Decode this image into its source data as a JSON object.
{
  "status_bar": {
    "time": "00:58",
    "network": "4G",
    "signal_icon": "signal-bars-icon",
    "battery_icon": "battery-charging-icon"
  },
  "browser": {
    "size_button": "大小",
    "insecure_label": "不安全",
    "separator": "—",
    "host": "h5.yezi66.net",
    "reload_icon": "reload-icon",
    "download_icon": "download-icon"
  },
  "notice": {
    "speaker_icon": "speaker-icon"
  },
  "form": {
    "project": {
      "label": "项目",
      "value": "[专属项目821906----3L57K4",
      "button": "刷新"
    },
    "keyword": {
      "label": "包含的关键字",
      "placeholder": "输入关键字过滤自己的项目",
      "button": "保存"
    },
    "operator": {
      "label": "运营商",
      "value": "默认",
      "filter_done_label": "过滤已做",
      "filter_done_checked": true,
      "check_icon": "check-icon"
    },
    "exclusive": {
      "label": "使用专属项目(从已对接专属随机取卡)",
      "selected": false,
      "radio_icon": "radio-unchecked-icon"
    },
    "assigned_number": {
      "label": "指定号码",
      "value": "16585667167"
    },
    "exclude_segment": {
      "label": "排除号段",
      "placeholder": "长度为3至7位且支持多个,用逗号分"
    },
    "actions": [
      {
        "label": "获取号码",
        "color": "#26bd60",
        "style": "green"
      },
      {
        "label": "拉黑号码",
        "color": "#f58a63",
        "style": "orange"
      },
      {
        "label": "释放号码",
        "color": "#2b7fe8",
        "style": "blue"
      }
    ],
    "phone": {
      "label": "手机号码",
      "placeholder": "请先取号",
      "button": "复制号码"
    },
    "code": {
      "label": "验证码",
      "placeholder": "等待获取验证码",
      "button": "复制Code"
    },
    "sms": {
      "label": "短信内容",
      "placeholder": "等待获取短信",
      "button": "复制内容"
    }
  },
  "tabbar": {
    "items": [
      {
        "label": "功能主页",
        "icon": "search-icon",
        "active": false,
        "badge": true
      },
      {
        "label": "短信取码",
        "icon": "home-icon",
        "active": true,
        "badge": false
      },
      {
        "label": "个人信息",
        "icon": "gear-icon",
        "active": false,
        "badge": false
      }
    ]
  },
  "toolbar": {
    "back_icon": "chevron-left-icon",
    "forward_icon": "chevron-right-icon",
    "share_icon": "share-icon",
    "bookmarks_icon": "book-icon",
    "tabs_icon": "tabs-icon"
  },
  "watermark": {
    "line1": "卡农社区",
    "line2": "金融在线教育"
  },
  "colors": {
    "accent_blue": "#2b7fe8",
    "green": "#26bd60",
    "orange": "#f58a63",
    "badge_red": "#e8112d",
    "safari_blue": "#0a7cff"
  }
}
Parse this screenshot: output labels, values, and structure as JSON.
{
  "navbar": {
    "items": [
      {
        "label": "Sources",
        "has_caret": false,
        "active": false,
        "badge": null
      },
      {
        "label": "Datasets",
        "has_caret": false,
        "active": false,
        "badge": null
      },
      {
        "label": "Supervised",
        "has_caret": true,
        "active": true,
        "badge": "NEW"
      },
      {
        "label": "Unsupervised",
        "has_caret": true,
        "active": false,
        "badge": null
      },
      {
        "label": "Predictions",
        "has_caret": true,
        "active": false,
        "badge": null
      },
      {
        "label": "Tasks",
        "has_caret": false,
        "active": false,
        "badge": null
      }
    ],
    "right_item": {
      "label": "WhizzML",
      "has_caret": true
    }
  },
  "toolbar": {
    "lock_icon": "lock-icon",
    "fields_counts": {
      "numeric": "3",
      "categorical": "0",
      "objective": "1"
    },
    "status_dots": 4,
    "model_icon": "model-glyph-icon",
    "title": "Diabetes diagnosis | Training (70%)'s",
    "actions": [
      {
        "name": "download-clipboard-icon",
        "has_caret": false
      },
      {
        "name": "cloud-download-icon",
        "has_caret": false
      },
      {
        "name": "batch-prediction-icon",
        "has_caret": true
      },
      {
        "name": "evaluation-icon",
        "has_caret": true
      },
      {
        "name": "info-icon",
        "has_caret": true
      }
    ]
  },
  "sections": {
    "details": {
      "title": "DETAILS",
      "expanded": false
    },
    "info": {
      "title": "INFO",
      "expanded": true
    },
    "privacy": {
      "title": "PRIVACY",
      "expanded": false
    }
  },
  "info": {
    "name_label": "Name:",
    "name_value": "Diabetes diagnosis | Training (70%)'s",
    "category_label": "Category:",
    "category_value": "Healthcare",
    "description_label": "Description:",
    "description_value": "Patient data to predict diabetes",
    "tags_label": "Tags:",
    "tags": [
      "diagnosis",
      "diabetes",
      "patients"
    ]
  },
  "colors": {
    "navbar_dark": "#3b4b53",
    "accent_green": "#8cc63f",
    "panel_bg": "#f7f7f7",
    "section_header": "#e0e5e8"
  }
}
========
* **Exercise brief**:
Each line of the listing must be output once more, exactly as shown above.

* **Completed task**:
Decode this image into its source data as a JSON object.
{
  "status_bar": {
    "time": "00:58",
    "network": "4G",
    "signal_icon": "signal-bars-icon",
    "battery_icon": "battery-charging-icon"
  },
  "browser": {
    "size_button": "大小",
    "insecure_label": "不安全",
    "separator": "—",
    "host": "h5.yezi66.net",
    "reload_icon": "reload-icon",
    "download_icon": "download-icon"
  },
  "notice": {
    "speaker_icon": "speaker-icon"
  },
  "form": {
    "project": {
      "label": "项目",
      "value": "[专属项目821906----3L57K4",
      "button": "刷新"
    },
    "keyword": {
      "label": "包含的关键字",
      "placeholder": "输入关键字过滤自己的项目",
      "button": "保存"
    },
    "operator": {
      "label": "运营商",
      "value": "默认",
      "filter_done_label": "过滤已做",
      "filter_done_checked": true,
      "check_icon": "check-icon"
    },
    "exclusive": {
      "label": "使用专属项目(从已对接专属随机取卡)",
      "selected": false,
      "radio_icon": "radio-unchecked-icon"
    },
    "assigned_number": {
      "label": "指定号码",
      "value": "16585667167"
    },
    "exclude_segment": {
      "label": "排除号段",
      "placeholder": "长度为3至7位且支持多个,用逗号分"
    },
    "actions": [
      {
        "label": "获取号码",
        "color": "#26bd60",
        "style": "green"
      },
      {
        "label": "拉黑号码",
        "color": "#f58a63",
        "style": "orange"
      },
      {
        "label": "释放号码",
        "color": "#2b7fe8",
        "style": "blue"
      }
    ],
    "phone": {
      "label": "手机号码",
      "placeholder": "请先取号",
      "button": "复制号码"
    },
    "code": {
      "label": "验证码",
      "placeholder": "等待获取验证码",
      "button": "复制Code"
    },
    "sms": {
      "label": "短信内容",
      "placeholder": "等待获取短信",
      "button": "复制内容"
    }
  },
  "tabbar": {
    "items": [
      {
        "label": "功能主页",
        "icon": "search-icon",
        "active": false,
        "badge": true
      },
      {
        "label": "短信取码",
        "icon": "home-icon",
        "active": true,
        "badge": false
      },
      {
        "label": "个人信息",
        "icon": "gear-icon",
        "active": false,
        "badge": false
      }
    ]
  },
  "toolbar": {
    "back_icon": "chevron-left-icon",
    "forward_icon": "chevron-right-icon",
    "share_icon": "share-icon",
    "bookmarks_icon": "book-icon",
    "tabs_icon": "tabs-icon"
  },
  "watermark": {
    "line1": "卡农社区",
    "line2": "金融在线教育"
  },
  "colors": {
    "accent_blue": "#2b7fe8",
    "green": "#26bd60",
    "orange": "#f58a63",
    "badge_red": "#e8112d",
    "safari_blue": "#0a7cff"
  }
}
Parse this screenshot: output labels, values, and structure as JSON.
{
  "navbar": {
    "items": [
      {
        "label": "Sources",
        "has_caret": false,
        "active": false,
        "badge": null
      },
      {
        "label": "Datasets",
        "has_caret": false,
        "active": false,
        "badge": null
      },
      {
        "label": "Supervised",
        "has_caret": true,
        "active": true,
        "badge": "NEW"
      },
      {
        "label": "Unsupervised",
        "has_caret": true,
        "active": false,
        "badge": null
      },
      {
        "label": "Predictions",
        "has_caret": true,
        "active": false,
        "badge": null
      },
      {
        "label": "Tasks",
        "has_caret": false,
        "active": false,
        "badge": null
      }
    ],
    "right_item": {
      "label": "WhizzML",
      "has_caret": true
    }
  },
  "toolbar": {
    "lock_icon": "lock-icon",
    "fields_counts": {
      "numeric": "3",
      "categorical": "0",
      "objective": "1"
    },
    "status_dots": 4,
    "model_icon": "model-glyph-icon",
    "title": "Diabetes diagnosis | Training (70%)'s",
    "actions": [
      {
        "name": "download-clipboard-icon",
        "has_caret": false
      },
      {
        "name": "cloud-download-icon",
        "has_caret": false
      },
      {
        "name": "batch-prediction-icon",
        "has_caret": true
      },
      {
        "name": "evaluation-icon",
        "has_caret": true
      },
      {
        "name": "info-icon",
        "has_caret": true
      }
    ]
  },
  "sections": {
    "details": {
      "title": "DETAILS",
      "expanded": false
    },
    "info": {
      "title": "INFO",
      "expanded": true
    },
    "privacy": {
      "title": "PRIVACY",
      "expanded": false
    }
  },
  "info": {
    "name_label": "Name:",
    "name_value": "Diabetes diagnosis | Training (70%)'s",
    "category_label": "Category:",
    "category_value": "Healthcare",
    "description_label": "Description:",
    "description_value": "Patient data to predict diabetes",
    "tags_label": "Tags:",
    "tags": [
      "diagnosis",
      "diabetes",
      "patients"
    ]
  },
  "colors": {
    "navbar_dark": "#3b4b53",
    "accent_green": "#8cc63f",
    "panel_bg": "#f7f7f7",
    "section_header": "#e0e5e8"
  }
}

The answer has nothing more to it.